### TASK GOAL
Set down every record below exactly as written.

### SUPPLIED MATERIAL
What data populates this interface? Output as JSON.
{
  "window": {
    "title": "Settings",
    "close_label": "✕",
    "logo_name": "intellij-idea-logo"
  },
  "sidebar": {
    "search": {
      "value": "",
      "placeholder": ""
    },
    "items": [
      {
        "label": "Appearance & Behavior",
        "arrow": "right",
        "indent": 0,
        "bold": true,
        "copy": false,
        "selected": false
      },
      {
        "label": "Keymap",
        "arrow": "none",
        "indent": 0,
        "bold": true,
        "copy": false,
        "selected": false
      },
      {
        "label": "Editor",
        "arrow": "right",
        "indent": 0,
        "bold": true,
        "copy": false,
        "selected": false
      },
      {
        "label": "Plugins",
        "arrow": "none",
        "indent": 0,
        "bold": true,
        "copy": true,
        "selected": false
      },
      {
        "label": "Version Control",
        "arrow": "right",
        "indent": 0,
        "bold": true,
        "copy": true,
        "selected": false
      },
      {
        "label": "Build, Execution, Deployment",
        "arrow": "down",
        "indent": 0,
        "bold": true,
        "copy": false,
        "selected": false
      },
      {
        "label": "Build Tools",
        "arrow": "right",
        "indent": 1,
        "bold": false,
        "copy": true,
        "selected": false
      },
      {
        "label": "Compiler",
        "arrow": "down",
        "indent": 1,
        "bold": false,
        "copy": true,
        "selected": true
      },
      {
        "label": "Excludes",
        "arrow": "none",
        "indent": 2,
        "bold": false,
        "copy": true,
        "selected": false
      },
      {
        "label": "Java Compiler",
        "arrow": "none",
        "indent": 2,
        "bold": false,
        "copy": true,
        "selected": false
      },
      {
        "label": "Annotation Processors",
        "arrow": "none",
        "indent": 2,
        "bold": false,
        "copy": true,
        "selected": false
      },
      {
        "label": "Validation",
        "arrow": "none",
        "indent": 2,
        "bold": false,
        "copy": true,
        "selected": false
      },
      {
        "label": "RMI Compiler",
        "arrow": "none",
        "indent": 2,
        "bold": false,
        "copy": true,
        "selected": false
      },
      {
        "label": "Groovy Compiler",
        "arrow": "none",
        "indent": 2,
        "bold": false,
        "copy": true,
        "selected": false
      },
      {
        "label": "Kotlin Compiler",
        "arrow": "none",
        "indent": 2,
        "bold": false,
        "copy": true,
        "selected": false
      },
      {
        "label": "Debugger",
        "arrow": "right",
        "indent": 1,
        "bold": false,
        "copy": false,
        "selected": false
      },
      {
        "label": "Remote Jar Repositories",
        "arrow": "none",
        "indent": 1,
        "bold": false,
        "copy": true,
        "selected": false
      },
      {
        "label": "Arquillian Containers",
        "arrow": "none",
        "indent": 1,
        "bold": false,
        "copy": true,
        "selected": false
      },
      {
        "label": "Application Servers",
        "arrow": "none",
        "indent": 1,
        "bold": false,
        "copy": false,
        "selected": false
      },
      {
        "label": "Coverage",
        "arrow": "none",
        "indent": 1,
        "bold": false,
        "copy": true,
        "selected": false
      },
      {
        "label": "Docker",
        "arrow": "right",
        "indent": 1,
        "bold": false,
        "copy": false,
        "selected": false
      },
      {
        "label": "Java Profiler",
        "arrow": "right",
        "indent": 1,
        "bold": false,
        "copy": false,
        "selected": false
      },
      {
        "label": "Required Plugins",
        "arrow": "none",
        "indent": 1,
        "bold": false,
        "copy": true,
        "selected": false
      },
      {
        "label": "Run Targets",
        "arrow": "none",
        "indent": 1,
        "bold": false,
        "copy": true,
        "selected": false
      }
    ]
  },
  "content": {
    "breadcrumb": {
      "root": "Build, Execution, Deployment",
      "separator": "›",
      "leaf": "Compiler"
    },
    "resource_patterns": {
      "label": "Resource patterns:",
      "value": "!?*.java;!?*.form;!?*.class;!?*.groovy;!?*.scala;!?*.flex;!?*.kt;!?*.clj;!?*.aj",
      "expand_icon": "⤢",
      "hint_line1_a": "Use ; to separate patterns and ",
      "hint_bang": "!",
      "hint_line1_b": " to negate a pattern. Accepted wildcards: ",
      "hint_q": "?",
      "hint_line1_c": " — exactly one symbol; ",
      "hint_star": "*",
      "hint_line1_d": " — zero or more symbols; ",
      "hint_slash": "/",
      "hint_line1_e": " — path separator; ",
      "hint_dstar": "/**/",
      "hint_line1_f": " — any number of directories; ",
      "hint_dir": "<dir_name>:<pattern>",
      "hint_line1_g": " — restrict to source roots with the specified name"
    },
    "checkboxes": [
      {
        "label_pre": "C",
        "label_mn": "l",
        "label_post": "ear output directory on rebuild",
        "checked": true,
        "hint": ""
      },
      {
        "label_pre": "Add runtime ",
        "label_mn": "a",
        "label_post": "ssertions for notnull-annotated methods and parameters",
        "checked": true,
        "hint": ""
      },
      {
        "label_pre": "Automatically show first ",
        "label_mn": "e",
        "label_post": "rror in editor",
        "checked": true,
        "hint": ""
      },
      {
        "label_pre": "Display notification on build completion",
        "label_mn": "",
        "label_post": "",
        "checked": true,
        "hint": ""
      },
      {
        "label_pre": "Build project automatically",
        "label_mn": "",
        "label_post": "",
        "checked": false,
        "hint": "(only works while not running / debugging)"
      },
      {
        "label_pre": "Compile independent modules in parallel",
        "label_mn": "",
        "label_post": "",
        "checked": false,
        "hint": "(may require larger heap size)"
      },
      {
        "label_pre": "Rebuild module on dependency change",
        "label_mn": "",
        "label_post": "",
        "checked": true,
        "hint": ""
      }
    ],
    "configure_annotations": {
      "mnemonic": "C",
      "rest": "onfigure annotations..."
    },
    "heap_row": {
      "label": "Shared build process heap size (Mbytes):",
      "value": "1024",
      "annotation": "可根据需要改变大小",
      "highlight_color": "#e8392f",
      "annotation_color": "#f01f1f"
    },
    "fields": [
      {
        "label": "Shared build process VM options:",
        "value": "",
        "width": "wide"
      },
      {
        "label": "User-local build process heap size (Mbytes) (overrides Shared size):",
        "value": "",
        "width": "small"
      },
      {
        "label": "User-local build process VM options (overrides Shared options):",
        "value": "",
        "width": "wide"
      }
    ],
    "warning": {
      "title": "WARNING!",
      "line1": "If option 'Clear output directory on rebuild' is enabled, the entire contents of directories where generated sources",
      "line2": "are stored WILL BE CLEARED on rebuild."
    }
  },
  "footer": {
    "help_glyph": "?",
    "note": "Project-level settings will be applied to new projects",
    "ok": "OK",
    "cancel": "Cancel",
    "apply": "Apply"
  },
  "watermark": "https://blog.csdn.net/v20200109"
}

### TASK RESPONSE
What data populates this interface? Output as JSON.
{
  "window": {
    "title": "Settings",
    "close_label": "✕",
    "logo_name": "intellij-idea-logo"
  },
  "sidebar": {
    "search": {
      "value": "",
      "placeholder": ""
    },
    "items": [
      {
        "label": "Appearance & Behavior",
        "arrow": "right",
        "indent": 0,
        "bold": true,
        "copy": false,
        "selected": false
      },
      {
        "label": "Keymap",
        "arrow": "none",
        "indent": 0,
        "bold": true,
        "copy": false,
        "selected": false
      },
      {
        "label": "Editor",
        "arrow": "right",
        "indent": 0,
        "bold": true,
        "copy": false,
        "selected": false
      },
      {
        "label": "Plugins",
        "arrow": "none",
        "indent": 0,
        "bold": true,
        "copy": true,
        "selected": false
      },
      {
        "label": "Version Control",
        "arrow": "right",
        "indent": 0,
        "bold": true,
        "copy": true,
        "selected": false
      },
      {
        "label": "Build, Execution, Deployment",
        "arrow": "down",
        "indent": 0,
        "bold": true,
        "copy": false,
        "selected": false
      },
      {
        "label": "Build Tools",
        "arrow": "right",
        "indent": 1,
        "bold": false,
        "copy": true,
        "selected": false
      },
      {
        "label": "Compiler",
        "arrow": "down",
        "indent": 1,
        "bold": false,
        "copy": true,
        "selected": true
      },
      {
        "label": "Excludes",
        "arrow": "none",
        "indent": 2,
        "bold": false,
        "copy": true,
        "selected": false
      },
      {
        "label": "Java Compiler",
        "arrow": "none",
        "indent": 2,
        "bold": false,
        "copy": true,
        "selected": false
      },
      {
        "label": "Annotation Processors",
        "arrow": "none",
        "indent": 2,
        "bold": false,
        "copy": true,
        "selected": false
      },
      {
        "label": "Validation",
        "arrow": "none",
        "indent": 2,
        "bold": false,
        "copy": true,
        "selected": false
      },
      {
        "label": "RMI Compiler",
        "arrow": "none",
        "indent": 2,
        "bold": false,
        "copy": true,
        "selected": false
      },
      {
        "label": "Groovy Compiler",
        "arrow": "none",
        "indent": 2,
        "bold": false,
        "copy": true,
        "selected": false
      },
      {
        "label": "Kotlin Compiler",
        "arrow": "none",
        "indent": 2,
        "bold": false,
        "copy": true,
        "selected": false
      },
      {
        "label": "Debugger",
        "arrow": "right",
        "indent": 1,
        "bold": false,
        "copy": false,
        "selected": false
      },
      {
        "label": "Remote Jar Repositories",
        "arrow": "none",
        "indent": 1,
        "bold": false,
        "copy": true,
        "selected": false
      },
      {
        "label": "Arquillian Containers",
        "arrow": "none",
        "indent": 1,
        "bold": false,
        "copy": true,
        "selected": false
      },
      {
        "label": "Application Servers",
        "arrow": "none",
        "indent": 1,
        "bold": false,
        "copy": false,
        "selected": false
      },
      {
        "label": "Coverage",
        "arrow": "none",
        "indent": 1,
        "bold": false,
        "copy": true,
        "selected": false
      },
      {
        "label": "Docker",
        "arrow": "right",
        "indent": 1,
        "bold": false,
        "copy": false,
        "selected": false
      },
      {
        "label": "Java Profiler",
        "arrow": "right",
        "indent": 1,
        "bold": false,
        "copy": false,
        "selected": false
      },
      {
        "label": "Required Plugins",
        "arrow": "none",
        "indent": 1,
        "bold": false,
        "copy": true,
        "selected": false
      },
      {
        "label": "Run Targets",
        "arrow": "none",
        "indent": 1,
        "bold": false,
        "copy": true,
        "selected": false
      }
    ]
  },
  "content": {
    "breadcrumb": {
      "root": "Build, Execution, Deployment",
      "separator": "›",
      "leaf": "Compiler"
    },
    "resource_patterns": {
      "label": "Resource patterns:",
      "value": "!?*.java;!?*.form;!?*.class;!?*.groovy;!?*.scala;!?*.flex;!?*.kt;!?*.clj;!?*.aj",
      "expand_icon": "⤢",
      "hint_line1_a": "Use ; to separate patterns and ",
      "hint_bang": "!",
      "hint_line1_b": " to negate a pattern. Accepted wildcards: ",
      "hint_q": "?",
      "hint_line1_c": " — exactly one symbol; ",
      "hint_star": "*",
      "hint_line1_d": " — zero or more symbols; ",
      "hint_slash": "/",
      "hint_line1_e": " — path separator; ",
      "hint_dstar": "/**/",
      "hint_line1_f": " — any number of directories; ",
      "hint_dir": "<dir_name>:<pattern>",
      "hint_line1_g": " — restrict to source roots with the specified name"
    },
    "checkboxes": [
      {
        "label_pre": "C",
        "label_mn": "l",
        "label_post": "ear output directory on rebuild",
        "checked": true,
        "hint": ""
      },
      {
        "label_pre": "Add runtime ",
        "label_mn": "a",
        "label_post": "ssertions for notnull-annotated methods and parameters",
        "checked": true,
        "hint": ""
      },
      {
        "label_pre": "Automatically show first ",
        "label_mn": "e",
        "label_post": "rror in editor",
        "checked": true,
        "hint": ""
      },
      {
        "label_pre": "Display notification on build completion",
        "label_mn": "",
        "label_post": "",
        "checked": true,
        "hint": ""
      },
      {
        "label_pre": "Build project automatically",
        "label_mn": "",
        "label_post": "",
        "checked": false,
        "hint": "(only works while not running / debugging)"
      },
      {
        "label_pre": "Compile independent modules in parallel",
        "label_mn": "",
        "label_post": "",
        "checked": false,
        "hint": "(may require larger heap size)"
      },
      {
        "label_pre": "Rebuild module on dependency change",
        "label_mn": "",
        "label_post": "",
        "checked": true,
        "hint": ""
      }
    ],
    "configure_annotations": {
      "mnemonic": "C",
      "rest": "onfigure annotations..."
    },
    "heap_row": {
      "label": "Shared build process heap size (Mbytes):",
      "value": "1024",
      "annotation": "可根据需要改变大小",
      "highlight_color": "#e8392f",
      "annotation_color": "#f01f1f"
    },
    "fields": [
      {
        "label": "Shared build process VM options:",
        "value": "",
        "width": "wide"
      },
      {
        "label": "User-local build process heap size (Mbytes) (overrides Shared size):",
        "value": "",
        "width": "small"
      },
      {
        "label": "User-local build process VM options (overrides Shared options):",
        "value": "",
        "width": "wide"
      }
    ],
    "warning": {
      "title": "WARNING!",
      "line1": "If option 'Clear output directory on rebuild' is enabled, the entire contents of directories where generated sources",
      "line2": "are stored WILL BE CLEARED on rebuild."
    }
  },
  "footer": {
    "help_glyph": "?",
    "note": "Project-level settings will be applied to new projects",
    "ok": "OK",
    "cancel": "Cancel",
    "apply": "Apply"
  },
  "watermark": "https://blog.csdn.net/v20200109"
}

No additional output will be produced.